Rotational Moulding

The rotational moulding process explained:

  • A hollow moulding tool is charged with a pre–determined amount of plastic material, usually in powder form.
  • The tool is then conveyed into an oven and rotated slowly and continuously in its vertical and horizontal axis. The heat from the oven is transferred through the tool wall and at the fusion temperature the plastic starts to adhere to the surface.
  • This process continues until all the material is fused.
  • The tool is then conveyed, still rotating, to a cooling chamber, where air and water sprays are employed to cool the tool until the moulded part solidifies.
  • The final stage involves conveying the tool to the loading/unloading station where the tool is opened and the moulded part is removed.
  • The cycle is then repeated…
Rotational moulding process

The rotational moulding process offers more design freedom and flexibility of form than many other moulding techniques. Despite its simplicity and economical tooling, surprisingly complex forms can be achieved that are unobtainable with other processes. The advantages are many and varied:

  • Rotational moulding does not involve high pressures, hence the low tooling costs. When rotational moulding is used as an alternative to injection or blow moulding, tooling cost can be reduced by as much as 80 – 90%.
  • Low tooling costs enable productions runs of less then 100 to be realised, and make economical prototyping possible, particularly for blow moulding. In addition, experimentation with different wall thicknesses, alternative polymers and a wide variety of surface finishes is not prohibitive.
  • Since mouldings do not have to withstand high pressure during the rotational process, they are virtually stress free. In comparison with high pressure moulding processes they are less likely to suffer stress cracking in use.
  • It’s easier to make changes to a rotational mould than to other types of mould, with the advantage that lead times can be cut to a minimum. In some cases products can go from CAD concept to production in a matter of weeks.
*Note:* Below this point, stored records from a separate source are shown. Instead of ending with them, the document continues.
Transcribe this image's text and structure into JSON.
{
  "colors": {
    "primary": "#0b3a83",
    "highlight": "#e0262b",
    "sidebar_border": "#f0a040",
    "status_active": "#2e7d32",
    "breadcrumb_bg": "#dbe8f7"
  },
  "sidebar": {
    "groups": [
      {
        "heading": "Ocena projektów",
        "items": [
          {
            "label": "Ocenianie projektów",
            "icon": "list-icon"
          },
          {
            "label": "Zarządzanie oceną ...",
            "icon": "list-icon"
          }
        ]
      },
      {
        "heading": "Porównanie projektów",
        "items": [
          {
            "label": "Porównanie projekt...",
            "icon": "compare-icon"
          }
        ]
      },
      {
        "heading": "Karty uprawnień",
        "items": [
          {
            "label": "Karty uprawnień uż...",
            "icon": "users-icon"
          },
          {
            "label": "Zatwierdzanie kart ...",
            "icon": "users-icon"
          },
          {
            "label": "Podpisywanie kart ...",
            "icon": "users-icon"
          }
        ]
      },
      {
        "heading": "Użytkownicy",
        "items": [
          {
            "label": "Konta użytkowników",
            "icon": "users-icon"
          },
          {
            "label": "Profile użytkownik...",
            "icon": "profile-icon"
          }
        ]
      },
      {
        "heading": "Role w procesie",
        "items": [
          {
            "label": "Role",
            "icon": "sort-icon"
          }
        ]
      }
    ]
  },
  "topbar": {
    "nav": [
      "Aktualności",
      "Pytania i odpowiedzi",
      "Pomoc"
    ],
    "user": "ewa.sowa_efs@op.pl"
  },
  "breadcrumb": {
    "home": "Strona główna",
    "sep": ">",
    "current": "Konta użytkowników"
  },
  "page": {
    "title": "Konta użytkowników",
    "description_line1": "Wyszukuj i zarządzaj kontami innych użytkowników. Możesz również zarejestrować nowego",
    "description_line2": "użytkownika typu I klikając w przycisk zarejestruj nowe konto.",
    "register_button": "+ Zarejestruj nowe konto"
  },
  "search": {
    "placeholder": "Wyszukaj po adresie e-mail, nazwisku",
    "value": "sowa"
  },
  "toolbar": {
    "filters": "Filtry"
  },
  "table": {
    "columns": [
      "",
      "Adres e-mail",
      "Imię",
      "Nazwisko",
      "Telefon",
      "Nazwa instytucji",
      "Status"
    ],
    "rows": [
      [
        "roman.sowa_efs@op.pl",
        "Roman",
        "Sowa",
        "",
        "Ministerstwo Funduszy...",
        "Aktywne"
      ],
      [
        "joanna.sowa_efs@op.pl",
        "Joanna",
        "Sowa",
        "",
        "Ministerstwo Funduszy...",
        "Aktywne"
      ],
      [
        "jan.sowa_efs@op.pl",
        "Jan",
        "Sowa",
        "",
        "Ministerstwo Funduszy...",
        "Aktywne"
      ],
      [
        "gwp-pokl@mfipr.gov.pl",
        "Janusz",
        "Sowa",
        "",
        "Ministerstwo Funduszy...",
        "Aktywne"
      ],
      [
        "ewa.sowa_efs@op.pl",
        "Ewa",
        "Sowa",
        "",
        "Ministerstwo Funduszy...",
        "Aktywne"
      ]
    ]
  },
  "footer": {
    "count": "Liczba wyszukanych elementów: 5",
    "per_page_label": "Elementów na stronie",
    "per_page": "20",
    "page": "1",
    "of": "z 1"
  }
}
This means that design can reflect market requirements.
  • Depending on design, Hollow shapes can be moulded without seams, sprues or ejection marks.
  • Wall thickness normally remains constant throughout the entire moulding and can be even greater than 10mm. If required, it can be Increased where service stress is likely to be applied.
  • Screw threads bosses and metal inserts can easily be moulded in, reducing expensive secondary fabrication.
  • Excellent load bearing properties can be achieved with twin-wall cavities or by foam-filling the spaces between the walls.
  • rotational moulding is ideal not only for tough rigid shapes but also for flexible mouldings with deep undercuts, used in the manufacture of inflatable products such as rescue crafts and toys.
  • Engineering resins can now be rotationally formed to produce mouldings for continuous service in both high and low temperature environments.
  • Both symmetrical and asymmetrical designs can be formed as well as complex, one piece mouldings impossible with other processes.
  • Mould surfaces can be textured for safety or aesthetic reasons, or carry moulded-in company logos, information or diagrams.
  • rotational moulding offers great flexibility of size, from small medical squeeze bulbs to bulk storage tanks of over 15,000 litres. However, it is best suited to medium to large mouldings.
  • Rotationally moulded engineering polymers can produce high strength, minimum weight mouldings at the lowest possible cost compared with other engineering polymers moulded by other processes.
  • rotational moulding is one of the few processes that permits undercuts, and if these are small, draft angles can be avoided. In addition, if the design does not necessitate an internal male core, no angled taper is needed.
  • It’s easier to make changes to a rotational mould than to other types of mould, with the advantage that lead times can be cut to a minimum. In some cases products can go from CAD concept to production in a matter of weeks. This means that design can reflect market requirements.
  • No sprues or runners means low materials wastage. Excess material that is cut from a finished component can be recycled immediately in the factory. In addition, waste-free design can be built into a mould, such as a container and lid moulded together and separated afterwards.
  • rotational moulding offers designers the benefit of recyclability. Mouldings tend to be in one thermoplastic polymer, enabling designers to plan for material recovery.